Your investment plan offers a blueprint for financial success. But how do you measure success? Too often we compare the performance of our portfolios with a mix of reference points, such as the S&P 500 Index. We may think: The S&P 500 was up 10% last year, so why was my portfolio only up 6%? The S&P 500 may seem like a reasonable performance benchmark. After all, it’s the most widely discussed proxy for U.S. stocks and stock market returns.¹ While this index is a standard benchmark for returns, it’s typically not the right benchmark for investors whose portfolios tend to be fairly diversified between stocks and bonds.
Desired return: The siren song of success

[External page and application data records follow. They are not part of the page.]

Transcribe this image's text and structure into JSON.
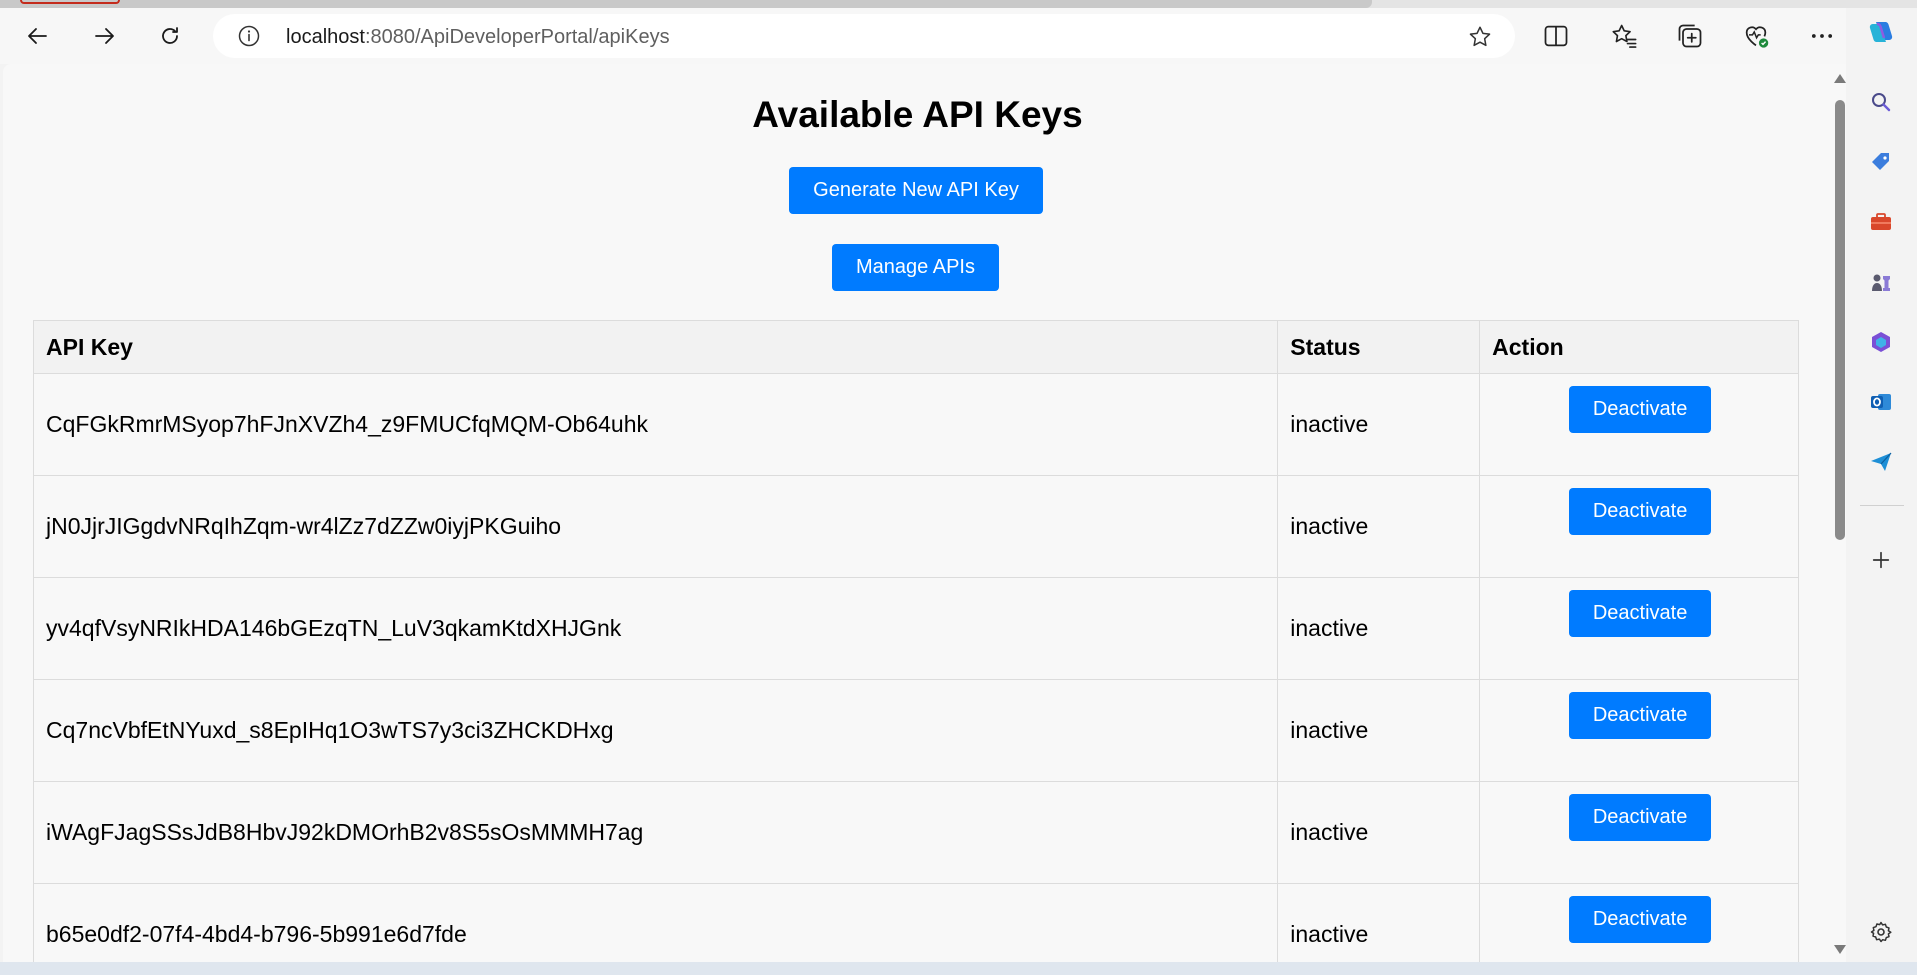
{
  "browser": {
    "url_host": "localhost",
    "url_path": ":8080/ApiDeveloperPortal/apiKeys"
  },
  "page": {
    "title": "Available API Keys",
    "generate_label": "Generate New API Key",
    "manage_label": "Manage APIs"
  },
  "table": {
    "headers": [
      "API Key",
      "Status",
      "Action"
    ],
    "rows": [
      {
        "key": "CqFGkRmrMSyop7hFJnXVZh4_z9FMUCfqMQM-Ob64uhk",
        "status": "inactive",
        "action": "Deactivate"
      },
      {
        "key": "jN0JjrJIGgdvNRqIhZqm-wr4lZz7dZZw0iyjPKGuiho",
        "status": "inactive",
        "action": "Deactivate"
      },
      {
        "key": "yv4qfVsyNRIkHDA146bGEzqTN_LuV3qkamKtdXHJGnk",
        "status": "inactive",
        "action": "Deactivate"
      },
      {
        "key": "Cq7ncVbfEtNYuxd_s8EpIHq1O3wTS7y3ci3ZHCKDHxg",
        "status": "inactive",
        "action": "Deactivate"
      },
      {
        "key": "iWAgFJagSSsJdB8HbvJ92kDMOrhB2v8S5sOsMMMH7ag",
        "status": "inactive",
        "action": "Deactivate"
      },
      {
        "key": "b65e0df2-07f4-4bd4-b796-5b991e6d7fde",
        "status": "inactive",
        "action": "Deactivate"
      }
    ]
  },
  "colors": {
    "primary_button": "#007bff"
  }
}
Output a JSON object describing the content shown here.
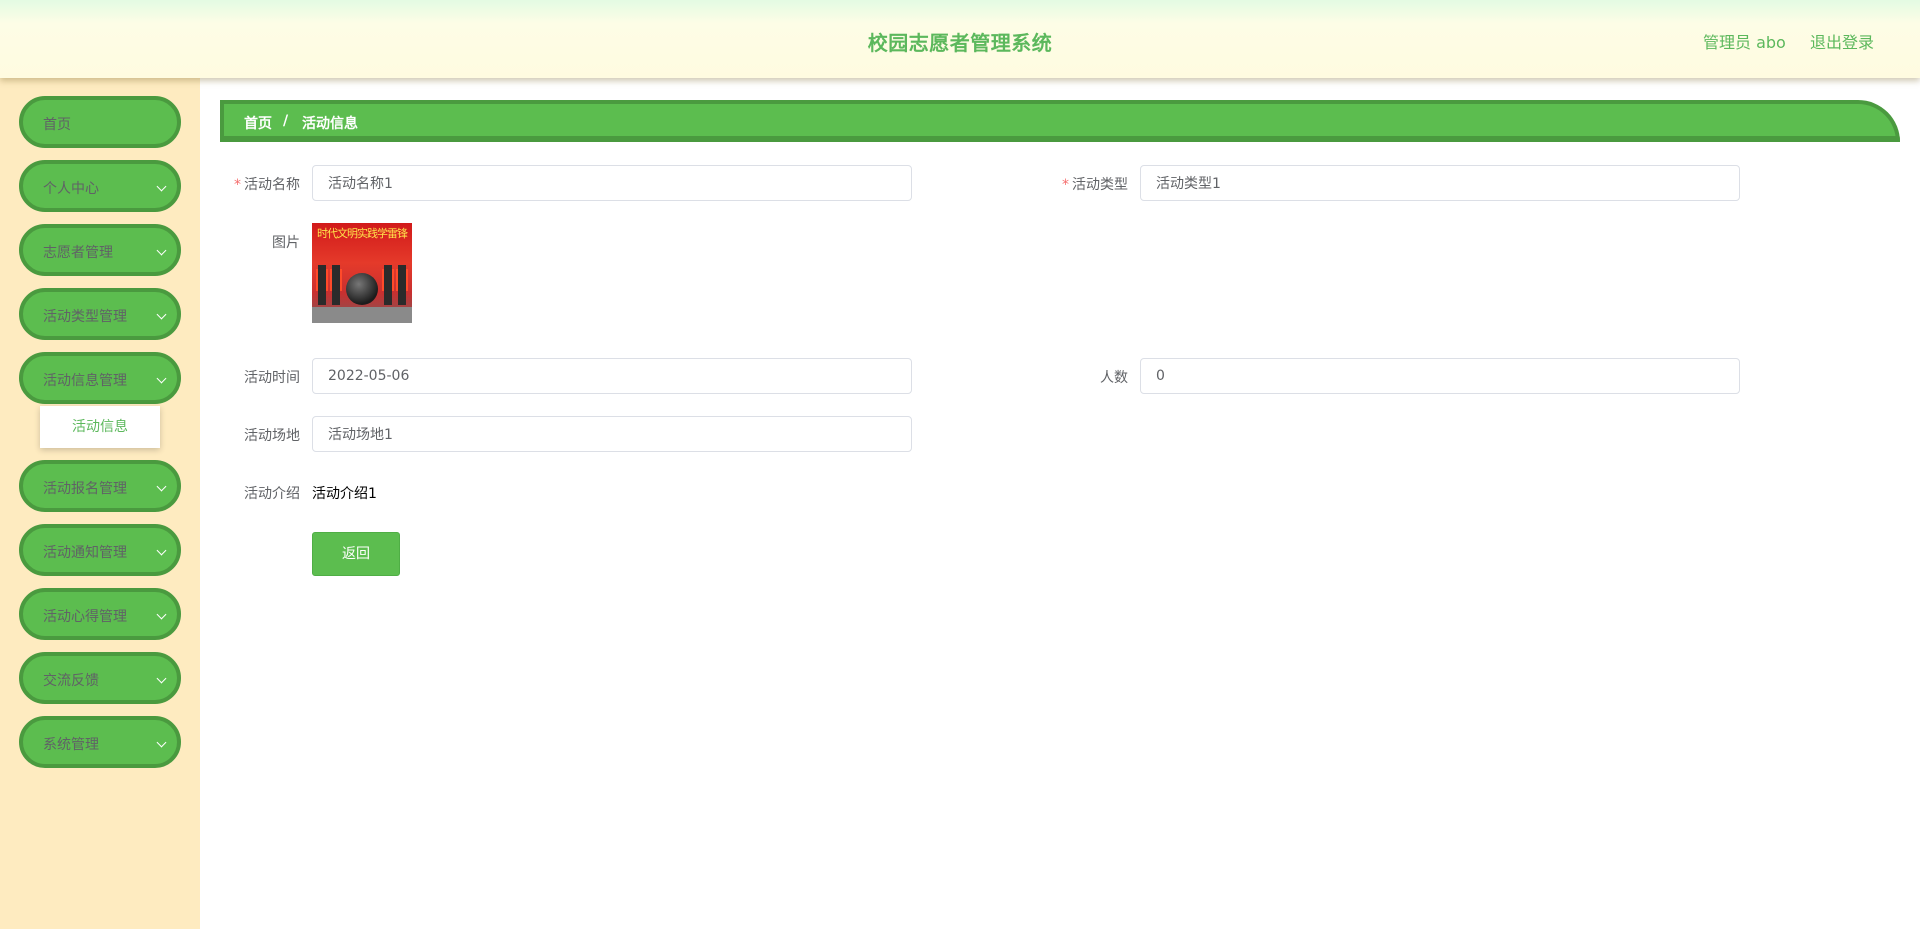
{
  "header": {
    "title": "校园志愿者管理系统",
    "user": "管理员 abo",
    "logout": "退出登录"
  },
  "sidebar": {
    "items": [
      {
        "label": "首页",
        "has_children": false
      },
      {
        "label": "个人中心",
        "has_children": true
      },
      {
        "label": "志愿者管理",
        "has_children": true
      },
      {
        "label": "活动类型管理",
        "has_children": true
      },
      {
        "label": "活动信息管理",
        "has_children": true,
        "expanded": true
      },
      {
        "label": "活动报名管理",
        "has_children": true
      },
      {
        "label": "活动通知管理",
        "has_children": true
      },
      {
        "label": "活动心得管理",
        "has_children": true
      },
      {
        "label": "交流反馈",
        "has_children": true
      },
      {
        "label": "系统管理",
        "has_children": true
      }
    ],
    "submenu": {
      "label": "活动信息"
    }
  },
  "breadcrumb": {
    "home": "首页",
    "separator": "/",
    "current": "活动信息"
  },
  "form": {
    "activity_name": {
      "label": "活动名称",
      "value": "活动名称1",
      "required": true
    },
    "activity_type": {
      "label": "活动类型",
      "value": "活动类型1",
      "required": true
    },
    "picture": {
      "label": "图片",
      "banner_text": "时代文明实践学雷锋"
    },
    "activity_time": {
      "label": "活动时间",
      "value": "2022-05-06"
    },
    "people_count": {
      "label": "人数",
      "value": "0"
    },
    "venue": {
      "label": "活动场地",
      "value": "活动场地1"
    },
    "intro": {
      "label": "活动介绍",
      "value": "活动介绍1"
    },
    "back_button": "返回"
  },
  "colors": {
    "accent": "#5cbd4f",
    "accent_border": "#4a9a3f",
    "sidebar_bg": "#feebc0",
    "required_mark": "#f56c6c"
  }
}
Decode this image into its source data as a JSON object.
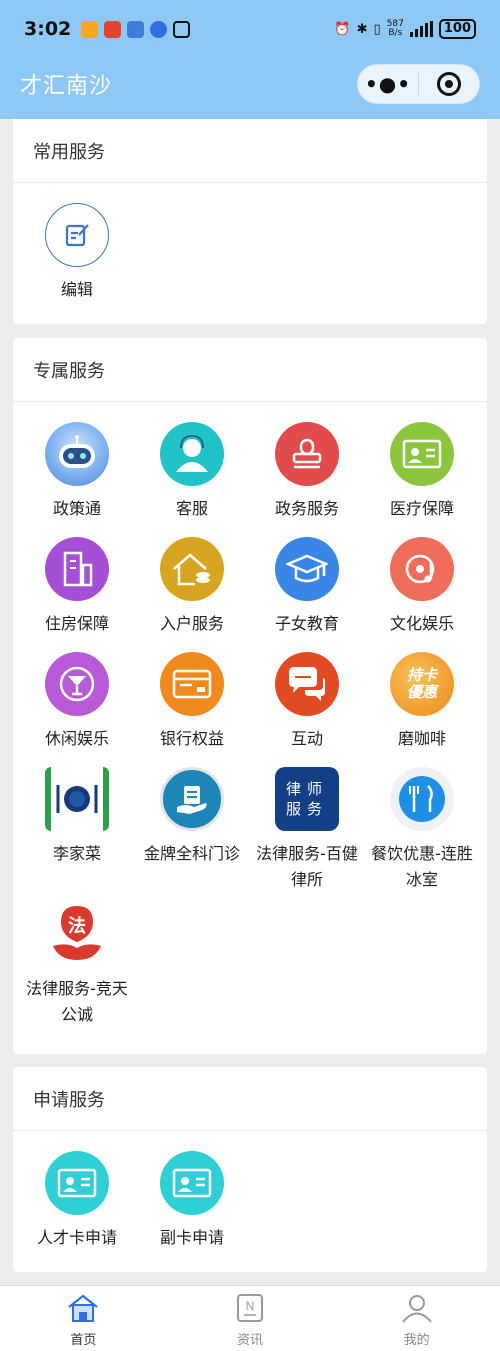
{
  "status": {
    "time": "3:02",
    "net_speed": "587",
    "net_unit": "B/s",
    "battery": "100"
  },
  "nav": {
    "title": "才汇南沙"
  },
  "sections": {
    "common": {
      "title": "常用服务",
      "items": [
        {
          "label": "编辑",
          "icon": "edit-icon"
        }
      ]
    },
    "exclusive": {
      "title": "专属服务",
      "items": [
        {
          "label": "政策通",
          "icon": "robot-icon"
        },
        {
          "label": "客服",
          "icon": "customer-service-icon"
        },
        {
          "label": "政务服务",
          "icon": "stamp-icon"
        },
        {
          "label": "医疗保障",
          "icon": "id-card-icon"
        },
        {
          "label": "住房保障",
          "icon": "building-icon"
        },
        {
          "label": "入户服务",
          "icon": "house-coins-icon"
        },
        {
          "label": "子女教育",
          "icon": "graduation-cap-icon"
        },
        {
          "label": "文化娱乐",
          "icon": "music-disc-icon"
        },
        {
          "label": "休闲娱乐",
          "icon": "cocktail-icon"
        },
        {
          "label": "银行权益",
          "icon": "bank-card-icon"
        },
        {
          "label": "互动",
          "icon": "chat-bubbles-icon"
        },
        {
          "label": "磨咖啡",
          "icon": "card-discount-icon",
          "icon_text": "持卡\n優惠"
        },
        {
          "label": "李家菜",
          "icon": "plate-cutlery-icon"
        },
        {
          "label": "金牌全科门诊",
          "icon": "medical-hand-icon"
        },
        {
          "label": "法律服务-百健律所",
          "icon": "lawyer-icon",
          "icon_text": "律师服务"
        },
        {
          "label": "餐饮优惠-连胜冰室",
          "icon": "fork-knife-icon"
        },
        {
          "label": "法律服务-竞天公诚",
          "icon": "law-hand-icon",
          "icon_text": "法"
        }
      ]
    },
    "apply": {
      "title": "申请服务",
      "items": [
        {
          "label": "人才卡申请",
          "icon": "talent-card-icon"
        },
        {
          "label": "副卡申请",
          "icon": "sub-card-icon"
        }
      ]
    }
  },
  "tabbar": [
    {
      "label": "首页",
      "icon": "home-icon",
      "active": true
    },
    {
      "label": "资讯",
      "icon": "news-icon",
      "active": false
    },
    {
      "label": "我的",
      "icon": "user-icon",
      "active": false
    }
  ]
}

A desired return is an objective or benchmark based on external factors or influences rather than factors or influences specific to your personal circumstances. The simplicity of using a desired return to measure your investment success is alluring, but its applicability to your unique portfolio is deceiving. Looking at S&P 500 Index returns is an example of a desired return. From 1926 to 2016, the average annual return for U.S. stocks was a little more than 10%, a statistic that seems like common knowledge to most of us.² So a 10% return is a reasonable expectation for an average year, right? Our illustration below shows how often that assumption is mistaken.
Returns are almost never average
Annual stock and bond returns, 1926–2016
Notes: Represents each calendar year from 1926 to 2016 (91 points = 91 years) plotted at the intersection of that year’s stock return and that year’s bond return. The vertical shaded area contains all years whose stock return was between 8% and 12%. The horizontal shaded area contains all years whose bond return was between 3% and 7%. Stock returns are represented by the Standard & Poor’s 90 Index from 1926 through March 3, 1957; the S&P 500 Index from March 4, 1957, through 1974; the Dow Jones Wilshire 5000 Index from 1975 through April 22, 2005; the MSCI US Broad Market Index from April 23, 2005, through June 2, 2013; and the CRSP US Total Market Index thereafter. Bond returns are represented by the S&P High Grade Corporate Index from 1926 to 1968, the Citigroup High Grade Index from 1969 to 1972, the Lehman Brothers U.S. Long Credit AA Index from 1973 to 1975, the Bloomberg Barclays U.S. Aggregate Bond Index from 1976 to 2009, and the Bloomberg Barclays U.S. Aggregate Float Adjusted Index thereafter.
Required return: A better benchmark for success
Your compass for progress should be your required return, which is an output of your financial plan. Your required return is based on your financial needs and aspirations, risk tolerance and tax circumstances, current and expected assets and liabilities, and expected capital contributions or savings. Your required return is essentially the average return necessary to meet your most important objectives. It’s a vital part of developing an asset allocation that balances your risk tolerance and return objectives. (And for most of us, our required return is often far more modest than a 9% or 10% desired return, which is good news, since most of us would probably have a hard time enduring the volatility of an all-stock portfolio.)
Investment progress is personal
Your required return is based solely on your personal investment plan, which, in turn, is based on your unique situation and circumstances. Your required return drives your asset allocation decision, helping you build a balanced portfolio that can appropriately moderate both risk and volatility.
A desired return, on the other hand, is impersonal at best. It’s based on external factors, such as day-to-day market performance and the news. Using a desired return, such as the S&P 500, as your compass for success will likely steer you into troubled waters. Most investors have portfolios more balanced between stocks and bonds, so a performance comparison with an all-stock index is bound to disappoint.
A required return—not a desired return—is your “mile marker” en route to achieving your personal goals. Keeping your eye on the horizon (and your focus on your required return) can keep you motivated to stick with your long-term plan. It’s a realistic performance measure because it’s based on real life—your real life.
1 In our view, a more complete representation of the U.S. publicly traded stock market would be an index such as the CRSP US Total Market Index, which included nearly 3,600 companies as of June 30, 2017.
2 When determining which index to use and for what period, we selected the index we deemed a fair representation of the characteristics of the referenced market, given the information currently available. For U.S. stock market returns, we used the S&P 90 Index from 1926 through March 3, 1957; the S&P 500 Index from March 4, 1957, through 1974; the Dow Jones Wilshire 5000 Index from 1975 through April 22, 2005; the MSCI US Broad Market Index from April 23, 2005, through June 2, 2013; and the CRSP US Total Market Index thereafter.
- All investing is subject to risk, including the possible loss of the money you invest.
- There is no guarantee that any particular asset allocation or mix of funds will meet your investment objectives or provide you with a given level of income.
- Diversification does not ensure a profit or protect against a loss.